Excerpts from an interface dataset
────────────────

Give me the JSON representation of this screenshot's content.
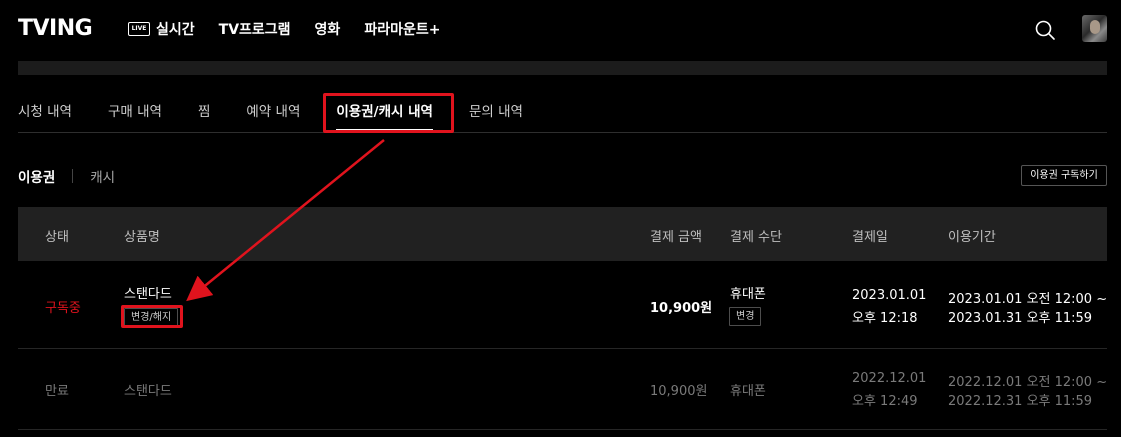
{
  "header": {
    "logo": "TVING",
    "live_badge": "LIVE",
    "nav": [
      "실시간",
      "TV프로그램",
      "영화",
      "파라마운트+"
    ],
    "icons": {
      "search": "search-icon",
      "profile": "avatar"
    }
  },
  "tabs": [
    "시청 내역",
    "구매 내역",
    "찜",
    "예약 내역",
    "이용권/캐시 내역",
    "문의 내역"
  ],
  "active_tab": "이용권/캐시 내역",
  "subtabs": {
    "pass": "이용권",
    "cash": "캐시",
    "subscribe_button": "이용권 구독하기"
  },
  "table": {
    "headers": {
      "status": "상태",
      "product": "상품명",
      "amount": "결제 금액",
      "method": "결제 수단",
      "date": "결제일",
      "period": "이용기간"
    },
    "rows": [
      {
        "status": "구독중",
        "product": "스탠다드",
        "product_button": "변경/해지",
        "amount": "10,900원",
        "method": "휴대폰",
        "method_button": "변경",
        "date_line1": "2023.01.01",
        "date_line2": "오후 12:18",
        "period_line1": "2023.01.01 오전 12:00 ~",
        "period_line2": "2023.01.31 오후 11:59"
      },
      {
        "status": "만료",
        "product": "스탠다드",
        "amount": "10,900원",
        "method": "휴대폰",
        "date_line1": "2022.12.01",
        "date_line2": "오후 12:49",
        "period_line1": "2022.12.01 오전 12:00 ~",
        "period_line2": "2022.12.31 오후 11:59"
      }
    ]
  },
  "colors": {
    "accent": "#e0131d",
    "background": "#000000",
    "header_row": "#212121"
  }
}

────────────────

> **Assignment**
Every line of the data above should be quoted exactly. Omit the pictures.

> **Task response**
Give me the JSON representation of this screenshot's content.
{
  "header": {
    "logo": "TVING",
    "live_badge": "LIVE",
    "nav": [
      "실시간",
      "TV프로그램",
      "영화",
      "파라마운트+"
    ],
    "icons": {
      "search": "search-icon",
      "profile": "avatar"
    }
  },
  "tabs": [
    "시청 내역",
    "구매 내역",
    "찜",
    "예약 내역",
    "이용권/캐시 내역",
    "문의 내역"
  ],
  "active_tab": "이용권/캐시 내역",
  "subtabs": {
    "pass": "이용권",
    "cash": "캐시",
    "subscribe_button": "이용권 구독하기"
  },
  "table": {
    "headers": {
      "status": "상태",
      "product": "상품명",
      "amount": "결제 금액",
      "method": "결제 수단",
      "date": "결제일",
      "period": "이용기간"
    },
    "rows": [
      {
        "status": "구독중",
        "product": "스탠다드",
        "product_button": "변경/해지",
        "amount": "10,900원",
        "method": "휴대폰",
        "method_button": "변경",
        "date_line1": "2023.01.01",
        "date_line2": "오후 12:18",
        "period_line1": "2023.01.01 오전 12:00 ~",
        "period_line2": "2023.01.31 오후 11:59"
      },
      {
        "status": "만료",
        "product": "스탠다드",
        "amount": "10,900원",
        "method": "휴대폰",
        "date_line1": "2022.12.01",
        "date_line2": "오후 12:49",
        "period_line1": "2022.12.01 오전 12:00 ~",
        "period_line2": "2022.12.31 오후 11:59"
      }
    ]
  },
  "colors": {
    "accent": "#e0131d",
    "background": "#000000",
    "header_row": "#212121"
  }
}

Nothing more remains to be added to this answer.